— What to do —
The answer must consist of the records, repeated exactly.

Data records for software interfaces

====================

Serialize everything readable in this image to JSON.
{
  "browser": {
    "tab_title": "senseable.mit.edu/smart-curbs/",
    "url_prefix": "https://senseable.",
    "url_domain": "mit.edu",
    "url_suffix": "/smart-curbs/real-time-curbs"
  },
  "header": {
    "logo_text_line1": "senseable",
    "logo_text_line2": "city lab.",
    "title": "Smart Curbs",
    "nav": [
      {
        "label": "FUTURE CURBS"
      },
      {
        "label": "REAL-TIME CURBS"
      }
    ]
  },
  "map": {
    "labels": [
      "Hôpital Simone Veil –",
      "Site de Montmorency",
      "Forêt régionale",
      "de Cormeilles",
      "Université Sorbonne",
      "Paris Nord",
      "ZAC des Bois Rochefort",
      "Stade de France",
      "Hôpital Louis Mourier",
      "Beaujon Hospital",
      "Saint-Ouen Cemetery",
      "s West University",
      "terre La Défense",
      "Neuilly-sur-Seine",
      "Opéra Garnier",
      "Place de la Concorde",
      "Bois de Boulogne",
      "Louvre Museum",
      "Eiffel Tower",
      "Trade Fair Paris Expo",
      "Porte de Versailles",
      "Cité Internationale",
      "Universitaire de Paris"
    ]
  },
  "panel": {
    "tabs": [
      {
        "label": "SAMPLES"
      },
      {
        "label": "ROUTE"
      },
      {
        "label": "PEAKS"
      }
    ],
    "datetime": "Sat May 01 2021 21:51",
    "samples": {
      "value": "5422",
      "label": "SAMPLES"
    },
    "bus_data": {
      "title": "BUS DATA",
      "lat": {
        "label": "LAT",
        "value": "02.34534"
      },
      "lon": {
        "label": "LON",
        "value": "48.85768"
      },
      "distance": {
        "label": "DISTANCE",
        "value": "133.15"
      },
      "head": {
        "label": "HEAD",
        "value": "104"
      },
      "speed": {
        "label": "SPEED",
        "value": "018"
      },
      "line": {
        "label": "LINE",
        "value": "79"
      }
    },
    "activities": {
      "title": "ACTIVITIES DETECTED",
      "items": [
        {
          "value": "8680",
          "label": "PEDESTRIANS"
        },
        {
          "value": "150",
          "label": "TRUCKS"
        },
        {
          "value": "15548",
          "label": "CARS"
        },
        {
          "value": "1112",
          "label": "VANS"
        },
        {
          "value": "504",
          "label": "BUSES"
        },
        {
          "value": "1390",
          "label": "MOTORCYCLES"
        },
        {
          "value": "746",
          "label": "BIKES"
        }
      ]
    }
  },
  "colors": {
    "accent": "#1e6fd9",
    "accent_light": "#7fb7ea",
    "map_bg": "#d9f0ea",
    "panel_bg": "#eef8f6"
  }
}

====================

— Result of the exercise —
Serialize everything readable in this image to JSON.
{
  "browser": {
    "tab_title": "senseable.mit.edu/smart-curbs/",
    "url_prefix": "https://senseable.",
    "url_domain": "mit.edu",
    "url_suffix": "/smart-curbs/real-time-curbs"
  },
  "header": {
    "logo_text_line1": "senseable",
    "logo_text_line2": "city lab.",
    "title": "Smart Curbs",
    "nav": [
      {
        "label": "FUTURE CURBS"
      },
      {
        "label": "REAL-TIME CURBS"
      }
    ]
  },
  "map": {
    "labels": [
      "Hôpital Simone Veil –",
      "Site de Montmorency",
      "Forêt régionale",
      "de Cormeilles",
      "Université Sorbonne",
      "Paris Nord",
      "ZAC des Bois Rochefort",
      "Stade de France",
      "Hôpital Louis Mourier",
      "Beaujon Hospital",
      "Saint-Ouen Cemetery",
      "s West University",
      "terre La Défense",
      "Neuilly-sur-Seine",
      "Opéra Garnier",
      "Place de la Concorde",
      "Bois de Boulogne",
      "Louvre Museum",
      "Eiffel Tower",
      "Trade Fair Paris Expo",
      "Porte de Versailles",
      "Cité Internationale",
      "Universitaire de Paris"
    ]
  },
  "panel": {
    "tabs": [
      {
        "label": "SAMPLES"
      },
      {
        "label": "ROUTE"
      },
      {
        "label": "PEAKS"
      }
    ],
    "datetime": "Sat May 01 2021 21:51",
    "samples": {
      "value": "5422",
      "label": "SAMPLES"
    },
    "bus_data": {
      "title": "BUS DATA",
      "lat": {
        "label": "LAT",
        "value": "02.34534"
      },
      "lon": {
        "label": "LON",
        "value": "48.85768"
      },
      "distance": {
        "label": "DISTANCE",
        "value": "133.15"
      },
      "head": {
        "label": "HEAD",
        "value": "104"
      },
      "speed": {
        "label": "SPEED",
        "value": "018"
      },
      "line": {
        "label": "LINE",
        "value": "79"
      }
    },
    "activities": {
      "title": "ACTIVITIES DETECTED",
      "items": [
        {
          "value": "8680",
          "label": "PEDESTRIANS"
        },
        {
          "value": "150",
          "label": "TRUCKS"
        },
        {
          "value": "15548",
          "label": "CARS"
        },
        {
          "value": "1112",
          "label": "VANS"
        },
        {
          "value": "504",
          "label": "BUSES"
        },
        {
          "value": "1390",
          "label": "MOTORCYCLES"
        },
        {
          "value": "746",
          "label": "BIKES"
        }
      ]
    }
  },
  "colors": {
    "accent": "#1e6fd9",
    "accent_light": "#7fb7ea",
    "map_bg": "#d9f0ea",
    "panel_bg": "#eef8f6"
  }
}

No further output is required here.